Trump’s claim that the two belligerents are ready to end their price war pushed the Brent crude price up by 21% on Thursday. The global benchmark gave up some of those gains Friday, falling by 3.2% as of 11:32 a.m. in Singapore. The Saudis partially backed up their U.S. ally with a call for all producers to meet and stabilize the market.
Yet the kingdom stopped well short of promising production cuts and maintained its insistence that any deal would require cooperation not just from fellow members of the Organization of Petroleum Exporting Countries and their former ally in the Kremlin, but from all major producers including the U.S. itself. Russia was quick to deny any agreement had been reached
Texas, home to the nation’s shale-oil revolution, has shown some willingness to join in, with the head of the state’s regulator and somecompanies saying they should participate in production curbs.
Trump’s tweet contained no such pledge. Still, a meeting between the president and several CEOs from oil majors scheduled for Friday is further fanning speculation that the White House is receptive to an even wider form of collaboration.
The deal between Riyadh and Moscow that created the OPEC+ group was a long time coming. It was only after two years of rock-bottom oil prices and several false starts that the alliance came together in late 2016. Even then, they were slow to boost crude prices and the group was dogged by accusations that some countries — including Russia — were reneging on their promises.
OPEC+ giants haven’t shouldered the burden of oil output cuts equally
Rebuilding the same alliance and adding even more producers into the pact would be a major challenge.
“The more people are at the table, the more difficult it is to get a deal,” said Pierre Andurand, whose Andurand Commodities Fund soared more than 140% last month through bearish bets on crude. “I find it difficult to believe that a deal like that could be agreed quickly.”
Even if political and industry leaders in the U.S. backed collaboration with OPEC in principle, operators in the U.S. shale patch would somehow need to parcel out their share of any collective cutback. American anti-trust laws, unless they were changed, would make any such effort fraught with legal risks.
Nor is it certain that the Saudis and Russia are ready to heal their split. The two fell out last month when Riyadh failed to convince Moscow to cut production in response to the demand slump caused by the virus. Angered by the splintering of the coalition they’d led for three years, the kingdom responded with an aggressive supply surge to a record 12 million barrels a day and deep price cuts aimed at Russia’s traditional markets.
The Saudis still appear to be adamant that all producers must play their part in eliminating the supply surplus. Russia, meanwhile, is holding to the view — in public at least — that production curbs are futile compared with the scale of demand destruction inflicted by widespread lockdowns to slow the virus.

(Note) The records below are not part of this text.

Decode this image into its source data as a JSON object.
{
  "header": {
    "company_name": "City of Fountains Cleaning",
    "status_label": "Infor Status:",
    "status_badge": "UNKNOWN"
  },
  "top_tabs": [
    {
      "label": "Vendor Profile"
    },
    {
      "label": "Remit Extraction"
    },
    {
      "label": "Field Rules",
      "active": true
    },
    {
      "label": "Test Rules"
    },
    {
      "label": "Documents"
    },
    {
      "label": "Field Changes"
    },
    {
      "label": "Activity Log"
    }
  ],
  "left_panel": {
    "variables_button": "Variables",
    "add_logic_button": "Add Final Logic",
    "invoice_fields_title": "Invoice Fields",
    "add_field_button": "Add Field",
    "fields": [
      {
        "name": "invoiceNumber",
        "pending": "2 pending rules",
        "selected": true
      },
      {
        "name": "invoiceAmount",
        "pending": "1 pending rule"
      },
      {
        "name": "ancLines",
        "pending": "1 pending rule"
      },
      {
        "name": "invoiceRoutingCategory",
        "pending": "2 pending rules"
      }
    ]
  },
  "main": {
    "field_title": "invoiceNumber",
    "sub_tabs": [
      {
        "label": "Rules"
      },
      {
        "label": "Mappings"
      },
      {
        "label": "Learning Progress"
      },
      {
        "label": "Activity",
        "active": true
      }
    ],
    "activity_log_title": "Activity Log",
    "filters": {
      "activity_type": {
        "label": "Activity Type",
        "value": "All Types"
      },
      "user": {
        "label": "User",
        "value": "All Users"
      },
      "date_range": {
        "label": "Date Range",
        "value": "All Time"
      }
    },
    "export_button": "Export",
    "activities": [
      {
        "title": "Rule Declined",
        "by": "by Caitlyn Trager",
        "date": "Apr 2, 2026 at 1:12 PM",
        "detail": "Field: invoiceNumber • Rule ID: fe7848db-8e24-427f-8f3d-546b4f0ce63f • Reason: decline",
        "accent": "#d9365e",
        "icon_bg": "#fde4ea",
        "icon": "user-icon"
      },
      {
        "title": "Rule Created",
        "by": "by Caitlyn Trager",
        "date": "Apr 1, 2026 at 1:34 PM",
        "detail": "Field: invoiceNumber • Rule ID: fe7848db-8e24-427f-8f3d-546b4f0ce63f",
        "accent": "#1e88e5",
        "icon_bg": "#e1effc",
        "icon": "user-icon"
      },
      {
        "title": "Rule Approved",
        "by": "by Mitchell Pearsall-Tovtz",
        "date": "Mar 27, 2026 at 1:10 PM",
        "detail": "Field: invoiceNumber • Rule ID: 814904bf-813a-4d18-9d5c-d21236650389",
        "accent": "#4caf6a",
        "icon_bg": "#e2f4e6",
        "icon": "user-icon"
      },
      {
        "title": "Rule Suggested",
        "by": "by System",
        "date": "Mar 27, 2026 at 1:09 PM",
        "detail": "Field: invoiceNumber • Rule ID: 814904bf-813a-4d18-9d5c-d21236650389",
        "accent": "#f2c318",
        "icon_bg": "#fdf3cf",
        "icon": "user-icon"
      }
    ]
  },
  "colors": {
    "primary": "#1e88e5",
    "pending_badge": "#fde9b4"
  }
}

“It’s very clear that Saudi Arabia is maintaining its position,” Amrita Sen, chief oil analyst at consultants Energy Aspects Ltd. said in a Bloomberg TV interview. “It will cut only if everyone else cuts.”